ASSIGNMENT:
The answer should consist of all the records, written out word for word.

DATA UNDER STUDY:
====

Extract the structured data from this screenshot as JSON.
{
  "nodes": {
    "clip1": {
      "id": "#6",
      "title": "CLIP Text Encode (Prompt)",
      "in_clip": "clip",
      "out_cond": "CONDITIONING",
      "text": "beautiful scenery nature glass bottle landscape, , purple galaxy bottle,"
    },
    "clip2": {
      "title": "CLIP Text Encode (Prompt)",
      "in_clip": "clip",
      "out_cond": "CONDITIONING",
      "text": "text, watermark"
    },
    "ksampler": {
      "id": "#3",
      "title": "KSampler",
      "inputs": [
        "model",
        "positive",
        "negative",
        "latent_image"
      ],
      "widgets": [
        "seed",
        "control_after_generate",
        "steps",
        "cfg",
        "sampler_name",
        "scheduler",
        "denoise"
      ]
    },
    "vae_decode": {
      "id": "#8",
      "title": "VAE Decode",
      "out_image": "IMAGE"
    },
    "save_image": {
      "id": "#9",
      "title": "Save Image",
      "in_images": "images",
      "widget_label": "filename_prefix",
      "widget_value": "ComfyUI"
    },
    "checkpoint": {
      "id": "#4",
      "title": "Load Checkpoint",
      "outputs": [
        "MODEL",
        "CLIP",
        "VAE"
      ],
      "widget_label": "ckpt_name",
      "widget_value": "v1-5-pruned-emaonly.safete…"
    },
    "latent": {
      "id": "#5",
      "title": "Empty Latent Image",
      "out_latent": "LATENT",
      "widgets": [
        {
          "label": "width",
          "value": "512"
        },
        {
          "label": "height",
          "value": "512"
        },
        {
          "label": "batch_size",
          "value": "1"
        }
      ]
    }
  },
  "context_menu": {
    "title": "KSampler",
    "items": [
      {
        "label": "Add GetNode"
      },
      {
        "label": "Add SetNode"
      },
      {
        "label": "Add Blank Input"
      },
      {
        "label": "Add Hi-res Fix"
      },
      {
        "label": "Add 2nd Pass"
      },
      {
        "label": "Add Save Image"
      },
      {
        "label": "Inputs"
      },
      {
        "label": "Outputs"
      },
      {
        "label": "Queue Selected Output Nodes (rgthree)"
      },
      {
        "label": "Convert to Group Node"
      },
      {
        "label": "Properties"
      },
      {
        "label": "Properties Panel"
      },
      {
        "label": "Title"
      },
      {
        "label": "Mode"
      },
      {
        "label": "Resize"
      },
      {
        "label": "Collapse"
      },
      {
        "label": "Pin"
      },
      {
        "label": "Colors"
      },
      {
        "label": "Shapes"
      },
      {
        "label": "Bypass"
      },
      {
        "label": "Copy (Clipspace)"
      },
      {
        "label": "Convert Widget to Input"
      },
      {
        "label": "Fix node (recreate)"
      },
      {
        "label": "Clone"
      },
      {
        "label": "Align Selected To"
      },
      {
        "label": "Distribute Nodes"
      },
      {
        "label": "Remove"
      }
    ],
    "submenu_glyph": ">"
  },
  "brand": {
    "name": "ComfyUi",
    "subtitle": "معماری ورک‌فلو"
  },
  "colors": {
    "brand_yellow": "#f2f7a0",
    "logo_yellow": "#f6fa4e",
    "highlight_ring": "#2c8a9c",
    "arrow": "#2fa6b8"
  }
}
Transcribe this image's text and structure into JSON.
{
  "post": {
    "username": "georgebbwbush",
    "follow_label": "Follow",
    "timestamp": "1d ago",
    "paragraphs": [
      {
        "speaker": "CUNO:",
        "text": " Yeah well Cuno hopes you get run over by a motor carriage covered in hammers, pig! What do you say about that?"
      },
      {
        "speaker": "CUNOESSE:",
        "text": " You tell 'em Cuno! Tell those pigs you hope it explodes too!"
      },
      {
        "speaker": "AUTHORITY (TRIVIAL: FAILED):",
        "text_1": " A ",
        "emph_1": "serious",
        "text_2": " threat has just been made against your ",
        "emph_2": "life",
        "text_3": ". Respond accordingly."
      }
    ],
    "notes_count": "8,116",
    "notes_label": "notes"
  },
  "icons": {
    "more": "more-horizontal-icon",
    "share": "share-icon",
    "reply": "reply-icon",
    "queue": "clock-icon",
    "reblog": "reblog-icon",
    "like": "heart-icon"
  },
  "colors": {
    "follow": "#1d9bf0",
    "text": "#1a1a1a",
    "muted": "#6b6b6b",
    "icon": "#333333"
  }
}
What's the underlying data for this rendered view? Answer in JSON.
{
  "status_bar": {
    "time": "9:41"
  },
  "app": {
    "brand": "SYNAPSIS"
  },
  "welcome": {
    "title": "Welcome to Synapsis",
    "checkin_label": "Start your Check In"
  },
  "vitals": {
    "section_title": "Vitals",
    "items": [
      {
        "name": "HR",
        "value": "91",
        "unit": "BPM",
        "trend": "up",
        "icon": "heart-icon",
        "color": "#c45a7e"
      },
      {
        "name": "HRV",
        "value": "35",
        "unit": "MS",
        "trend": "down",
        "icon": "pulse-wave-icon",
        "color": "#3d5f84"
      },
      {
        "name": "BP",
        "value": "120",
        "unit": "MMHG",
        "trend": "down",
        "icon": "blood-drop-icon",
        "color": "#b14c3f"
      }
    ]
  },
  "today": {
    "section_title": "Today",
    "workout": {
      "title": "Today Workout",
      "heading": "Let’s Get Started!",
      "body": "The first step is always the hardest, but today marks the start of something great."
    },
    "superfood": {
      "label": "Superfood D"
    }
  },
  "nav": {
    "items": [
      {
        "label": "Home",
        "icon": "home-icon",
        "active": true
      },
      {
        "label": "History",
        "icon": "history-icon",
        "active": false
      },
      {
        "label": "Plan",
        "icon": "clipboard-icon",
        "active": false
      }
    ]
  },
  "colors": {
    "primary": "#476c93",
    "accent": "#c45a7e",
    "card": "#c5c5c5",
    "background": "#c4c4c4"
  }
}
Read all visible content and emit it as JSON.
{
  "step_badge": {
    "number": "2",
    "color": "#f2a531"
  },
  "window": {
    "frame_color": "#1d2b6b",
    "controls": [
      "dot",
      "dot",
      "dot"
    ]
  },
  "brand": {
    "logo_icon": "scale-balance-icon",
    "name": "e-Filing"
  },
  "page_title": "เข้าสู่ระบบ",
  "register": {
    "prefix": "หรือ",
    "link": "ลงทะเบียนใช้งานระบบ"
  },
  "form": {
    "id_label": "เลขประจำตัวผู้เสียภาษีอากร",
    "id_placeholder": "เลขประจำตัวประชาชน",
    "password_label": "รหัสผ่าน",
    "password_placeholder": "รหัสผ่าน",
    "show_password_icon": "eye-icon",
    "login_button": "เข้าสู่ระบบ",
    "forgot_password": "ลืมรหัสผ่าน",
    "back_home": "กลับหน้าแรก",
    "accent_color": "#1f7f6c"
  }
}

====

TASK OUTPUT:
Extract the structured data from this screenshot as JSON.
{
  "nodes": {
    "clip1": {
      "id": "#6",
      "title": "CLIP Text Encode (Prompt)",
      "in_clip": "clip",
      "out_cond": "CONDITIONING",
      "text": "beautiful scenery nature glass bottle landscape, , purple galaxy bottle,"
    },
    "clip2": {
      "title": "CLIP Text Encode (Prompt)",
      "in_clip": "clip",
      "out_cond": "CONDITIONING",
      "text": "text, watermark"
    },
    "ksampler": {
      "id": "#3",
      "title": "KSampler",
      "inputs": [
        "model",
        "positive",
        "negative",
        "latent_image"
      ],
      "widgets": [
        "seed",
        "control_after_generate",
        "steps",
        "cfg",
        "sampler_name",
        "scheduler",
        "denoise"
      ]
    },
    "vae_decode": {
      "id": "#8",
      "title": "VAE Decode",
      "out_image": "IMAGE"
    },
    "save_image": {
      "id": "#9",
      "title": "Save Image",
      "in_images": "images",
      "widget_label": "filename_prefix",
      "widget_value": "ComfyUI"
    },
    "checkpoint": {
      "id": "#4",
      "title": "Load Checkpoint",
      "outputs": [
        "MODEL",
        "CLIP",
        "VAE"
      ],
      "widget_label": "ckpt_name",
      "widget_value": "v1-5-pruned-emaonly.safete…"
    },
    "latent": {
      "id": "#5",
      "title": "Empty Latent Image",
      "out_latent": "LATENT",
      "widgets": [
        {
          "label": "width",
          "value": "512"
        },
        {
          "label": "height",
          "value": "512"
        },
        {
          "label": "batch_size",
          "value": "1"
        }
      ]
    }
  },
  "context_menu": {
    "title": "KSampler",
    "items": [
      {
        "label": "Add GetNode"
      },
      {
        "label": "Add SetNode"
      },
      {
        "label": "Add Blank Input"
      },
      {
        "label": "Add Hi-res Fix"
      },
      {
        "label": "Add 2nd Pass"
      },
      {
        "label": "Add Save Image"
      },
      {
        "label": "Inputs"
      },
      {
        "label": "Outputs"
      },
      {
        "label": "Queue Selected Output Nodes (rgthree)"
      },
      {
        "label": "Convert to Group Node"
      },
      {
        "label": "Properties"
      },
      {
        "label": "Properties Panel"
      },
      {
        "label": "Title"
      },
      {
        "label": "Mode"
      },
      {
        "label": "Resize"
      },
      {
        "label": "Collapse"
      },
      {
        "label": "Pin"
      },
      {
        "label": "Colors"
      },
      {
        "label": "Shapes"
      },
      {
        "label": "Bypass"
      },
      {
        "label": "Copy (Clipspace)"
      },
      {
        "label": "Convert Widget to Input"
      },
      {
        "label": "Fix node (recreate)"
      },
      {
        "label": "Clone"
      },
      {
        "label": "Align Selected To"
      },
      {
        "label": "Distribute Nodes"
      },
      {
        "label": "Remove"
      }
    ],
    "submenu_glyph": ">"
  },
  "brand": {
    "name": "ComfyUi",
    "subtitle": "معماری ورک‌فلو"
  },
  "colors": {
    "brand_yellow": "#f2f7a0",
    "logo_yellow": "#f6fa4e",
    "highlight_ring": "#2c8a9c",
    "arrow": "#2fa6b8"
  }
}
Transcribe this image's text and structure into JSON.
{
  "post": {
    "username": "georgebbwbush",
    "follow_label": "Follow",
    "timestamp": "1d ago",
    "paragraphs": [
      {
        "speaker": "CUNO:",
        "text": " Yeah well Cuno hopes you get run over by a motor carriage covered in hammers, pig! What do you say about that?"
      },
      {
        "speaker": "CUNOESSE:",
        "text": " You tell 'em Cuno! Tell those pigs you hope it explodes too!"
      },
      {
        "speaker": "AUTHORITY (TRIVIAL: FAILED):",
        "text_1": " A ",
        "emph_1": "serious",
        "text_2": " threat has just been made against your ",
        "emph_2": "life",
        "text_3": ". Respond accordingly."
      }
    ],
    "notes_count": "8,116",
    "notes_label": "notes"
  },
  "icons": {
    "more": "more-horizontal-icon",
    "share": "share-icon",
    "reply": "reply-icon",
    "queue": "clock-icon",
    "reblog": "reblog-icon",
    "like": "heart-icon"
  },
  "colors": {
    "follow": "#1d9bf0",
    "text": "#1a1a1a",
    "muted": "#6b6b6b",
    "icon": "#333333"
  }
}
What's the underlying data for this rendered view? Answer in JSON.
{
  "status_bar": {
    "time": "9:41"
  },
  "app": {
    "brand": "SYNAPSIS"
  },
  "welcome": {
    "title": "Welcome to Synapsis",
    "checkin_label": "Start your Check In"
  },
  "vitals": {
    "section_title": "Vitals",
    "items": [
      {
        "name": "HR",
        "value": "91",
        "unit": "BPM",
        "trend": "up",
        "icon": "heart-icon",
        "color": "#c45a7e"
      },
      {
        "name": "HRV",
        "value": "35",
        "unit": "MS",
        "trend": "down",
        "icon": "pulse-wave-icon",
        "color": "#3d5f84"
      },
      {
        "name": "BP",
        "value": "120",
        "unit": "MMHG",
        "trend": "down",
        "icon": "blood-drop-icon",
        "color": "#b14c3f"
      }
    ]
  },
  "today": {
    "section_title": "Today",
    "workout": {
      "title": "Today Workout",
      "heading": "Let’s Get Started!",
      "body": "The first step is always the hardest, but today marks the start of something great."
    },
    "superfood": {
      "label": "Superfood D"
    }
  },
  "nav": {
    "items": [
      {
        "label": "Home",
        "icon": "home-icon",
        "active": true
      },
      {
        "label": "History",
        "icon": "history-icon",
        "active": false
      },
      {
        "label": "Plan",
        "icon": "clipboard-icon",
        "active": false
      }
    ]
  },
  "colors": {
    "primary": "#476c93",
    "accent": "#c45a7e",
    "card": "#c5c5c5",
    "background": "#c4c4c4"
  }
}
Read all visible content and emit it as JSON.
{
  "step_badge": {
    "number": "2",
    "color": "#f2a531"
  },
  "window": {
    "frame_color": "#1d2b6b",
    "controls": [
      "dot",
      "dot",
      "dot"
    ]
  },
  "brand": {
    "logo_icon": "scale-balance-icon",
    "name": "e-Filing"
  },
  "page_title": "เข้าสู่ระบบ",
  "register": {
    "prefix": "หรือ",
    "link": "ลงทะเบียนใช้งานระบบ"
  },
  "form": {
    "id_label": "เลขประจำตัวผู้เสียภาษีอากร",
    "id_placeholder": "เลขประจำตัวประชาชน",
    "password_label": "รหัสผ่าน",
    "password_placeholder": "รหัสผ่าน",
    "show_password_icon": "eye-icon",
    "login_button": "เข้าสู่ระบบ",
    "forgot_password": "ลืมรหัสผ่าน",
    "back_home": "กลับหน้าแรก",
    "accent_color": "#1f7f6c"
  }
}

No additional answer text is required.